That’s why I feel numb today. I am also utterly spent. Donald Trump did not defeat me, but Lord, it was close. Covering this White House has been like having an earthquake scream in your ear for four years. I honestly don’t know what I would have done if he’d won, and if he runs again in 2024 as threatened, I am going to give serious consideration to living in a tree and learning to speak squirrel until he goes away again.
Trump has every intention of being in our faces forever, and as he is the Living God Emperor of the Republican Party, in the Oval or otherwise, he has 70 million pockets to pick with a new media enterprise or whatever the next grift will be.
That is, unless the laws he has so brazenly broken over the years catch up with him. Trump is a creature of reality TV, and the very real potential for a “Trump: Trial of the Century” spectacle in New York State someday for fraud and tax evasion would surely keep him in our collective consciousness, but for far more palatable reasons. A.G. Letitia James and D.A. Cyrus Vance, your tables are almost ready.
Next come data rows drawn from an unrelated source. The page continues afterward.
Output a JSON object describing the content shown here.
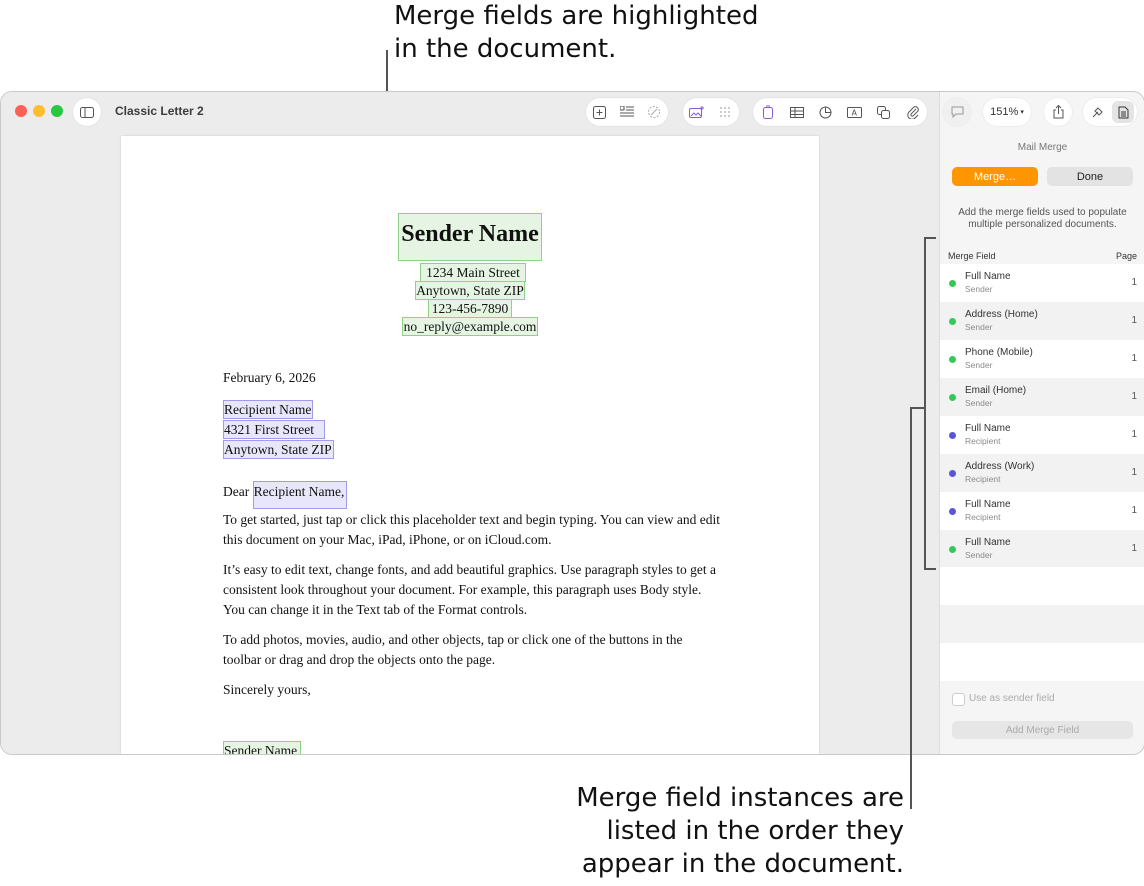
{
  "callouts": {
    "top": [
      "Merge fields are highlighted",
      "in the document."
    ],
    "bottom": [
      "Merge field instances are",
      "listed in the order they",
      "appear in the document."
    ]
  },
  "window": {
    "title": "Classic Letter 2",
    "zoom_label": "151%",
    "toolbar_icons": [
      "sidebar-icon",
      "add-page-icon",
      "list-icon",
      "magic-icon",
      "media-icon",
      "grid-icon",
      "text-box-icon",
      "table-icon",
      "chart-icon",
      "text-icon",
      "shape-icon",
      "attachment-icon",
      "comment-icon",
      "share-icon",
      "format-icon",
      "document-icon"
    ]
  },
  "document": {
    "sender_name": "Sender Name",
    "sender_address": [
      "1234 Main Street",
      "Anytown, State ZIP",
      "123-456-7890",
      "no_reply@example.com"
    ],
    "date": "February 6, 2026",
    "recipient_lines": [
      "Recipient Name",
      "4321 First Street",
      "Anytown, State ZIP"
    ],
    "salutation_prefix": "Dear ",
    "salutation_field": "Recipient Name,",
    "paragraphs": [
      "To get started, just tap or click this placeholder text and begin typing. You can view and edit this document on your Mac, iPad, iPhone, or on iCloud.com.",
      "It’s easy to edit text, change fonts, and add beautiful graphics. Use paragraph styles to get a consistent look throughout your document. For example, this paragraph uses Body style. You can change it in the Text tab of the Format controls.",
      "To add photos, movies, audio, and other objects, tap or click one of the buttons in the toolbar or drag and drop the objects onto the page."
    ],
    "closing": "Sincerely yours,",
    "signature_field": "Sender Name"
  },
  "sidebar": {
    "panel_title": "Mail Merge",
    "merge_button": "Merge…",
    "done_button": "Done",
    "description": "Add the merge fields used to populate multiple personalized documents.",
    "col_field": "Merge Field",
    "col_page": "Page",
    "fields": [
      {
        "name": "Full Name",
        "role": "Sender",
        "page": "1",
        "color": "#34c759"
      },
      {
        "name": "Address (Home)",
        "role": "Sender",
        "page": "1",
        "color": "#34c759"
      },
      {
        "name": "Phone (Mobile)",
        "role": "Sender",
        "page": "1",
        "color": "#34c759"
      },
      {
        "name": "Email (Home)",
        "role": "Sender",
        "page": "1",
        "color": "#34c759"
      },
      {
        "name": "Full Name",
        "role": "Recipient",
        "page": "1",
        "color": "#5856d6"
      },
      {
        "name": "Address (Work)",
        "role": "Recipient",
        "page": "1",
        "color": "#5856d6"
      },
      {
        "name": "Full Name",
        "role": "Recipient",
        "page": "1",
        "color": "#5856d6"
      },
      {
        "name": "Full Name",
        "role": "Sender",
        "page": "1",
        "color": "#34c759"
      }
    ],
    "checkbox_label": "Use as sender field",
    "add_field_button": "Add Merge Field"
  }
}
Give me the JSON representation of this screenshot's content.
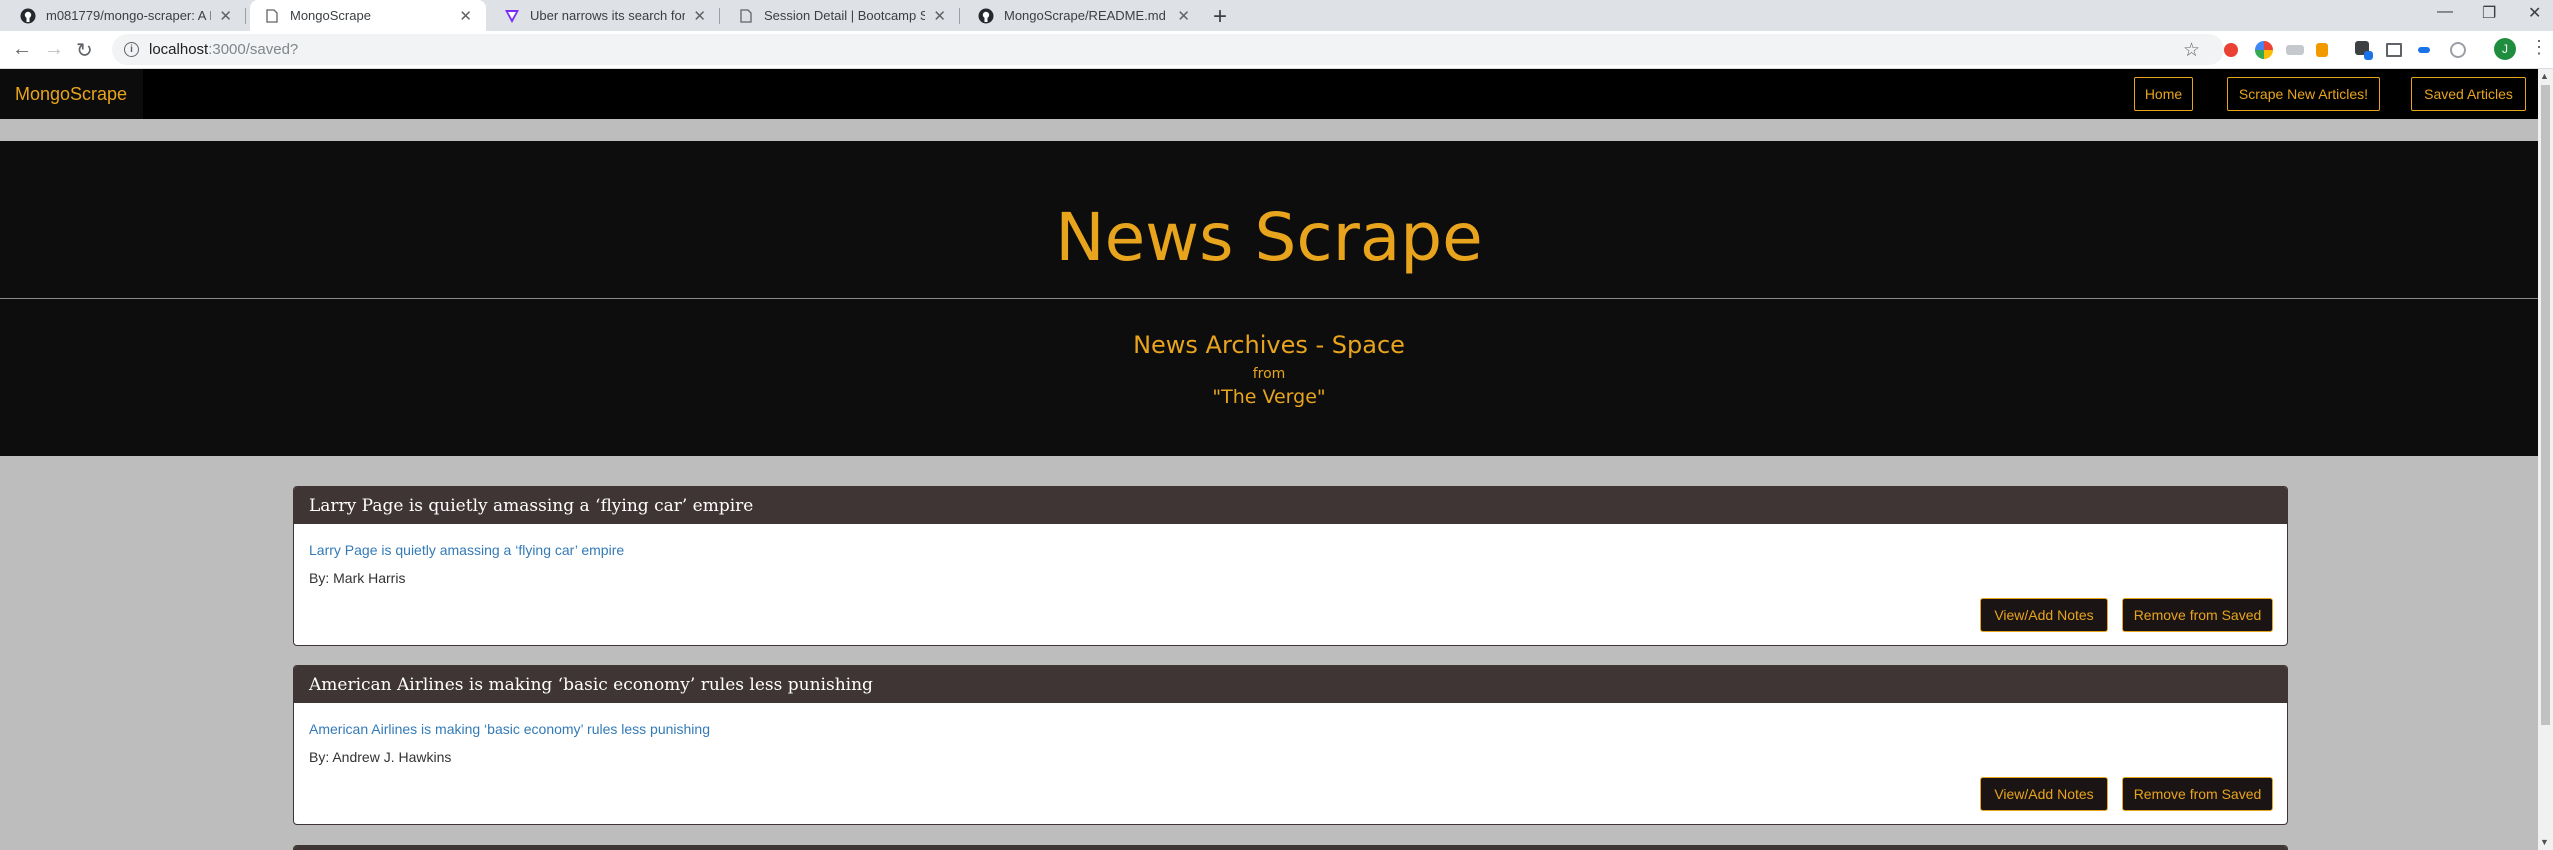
{
  "browser": {
    "tabs": [
      {
        "title": "m081779/mongo-scraper: A NYT",
        "icon": "github-icon"
      },
      {
        "title": "MongoScrape",
        "icon": "page-icon"
      },
      {
        "title": "Uber narrows its search for inter",
        "icon": "verge-icon"
      },
      {
        "title": "Session Detail | Bootcamp Spot",
        "icon": "page-icon"
      },
      {
        "title": "MongoScrape/README.md at m",
        "icon": "github-icon"
      }
    ],
    "url_host": "localhost",
    "url_path": ":3000/saved?",
    "profile_initial": "J"
  },
  "navbar": {
    "brand": "MongoScrape",
    "home": "Home",
    "scrape": "Scrape New Articles!",
    "saved": "Saved Articles"
  },
  "jumbotron": {
    "title": "News Scrape",
    "subtitle": "News Archives - Space",
    "from": "from",
    "source": "\"The Verge\""
  },
  "articles": [
    {
      "headline": "Larry Page is quietly amassing a ‘flying car’ empire",
      "link": "Larry Page is quietly amassing a ‘flying car’ empire",
      "byline": "By: Mark Harris",
      "notes_label": "View/Add Notes",
      "remove_label": "Remove from Saved"
    },
    {
      "headline": "American Airlines is making ‘basic economy’ rules less punishing",
      "link": "American Airlines is making ‘basic economy’ rules less punishing",
      "byline": "By: Andrew J. Hawkins",
      "notes_label": "View/Add Notes",
      "remove_label": "Remove from Saved"
    }
  ],
  "colors": {
    "accent": "#e8a41d",
    "card_header": "#3f3534",
    "link": "#337ab7"
  }
}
There is so much to be done to repair the damage from these last four years. I’m ready for it, more than ready, but I’m going to sit here and breathe a bit until I stop feeling weird about such a good day. It was a good day, historic, but the miles we have to go before we sleep are daunting, and there is no shame in recharging your batteries.
Comedian Chris Rock said it best on his Instagram account: “Oddly I don’t feel like celebrating. I feel like Tom Hanks towards the end of Cast Away. I’m really happy the ship came but I don’t want to party. I just want to take a shower cut my hair eat a shrimp find Helen Hunt deliver my last package and figure out the rest of my life.”
Barack Obama won a Nobel Peace Prize pretty much for not being George W. Bush. If the metric holds, Joe Biden should win two Nobel Prizes and an Oscar for not being Donald Trump. He also needs some solid work gloves, a Carhartt jacket and boots, and one hell of a big shovel. The man has an astonishing job before him, and millions of people will be working to make sure he fails.
That’s what we have to look forward to, friends and neighbors. That’s why I’m not celebrating just yet, though God knows I want to. The absolute good is accomplished, and the rest is up to us. All we’ve done is won the chance, and maybe saved democracy in the U.S. along the way. I comfort myself with this truth: It’s supposed to be hard.
Rest. Restore. Return. Everything he took from us, we are going to try to take back.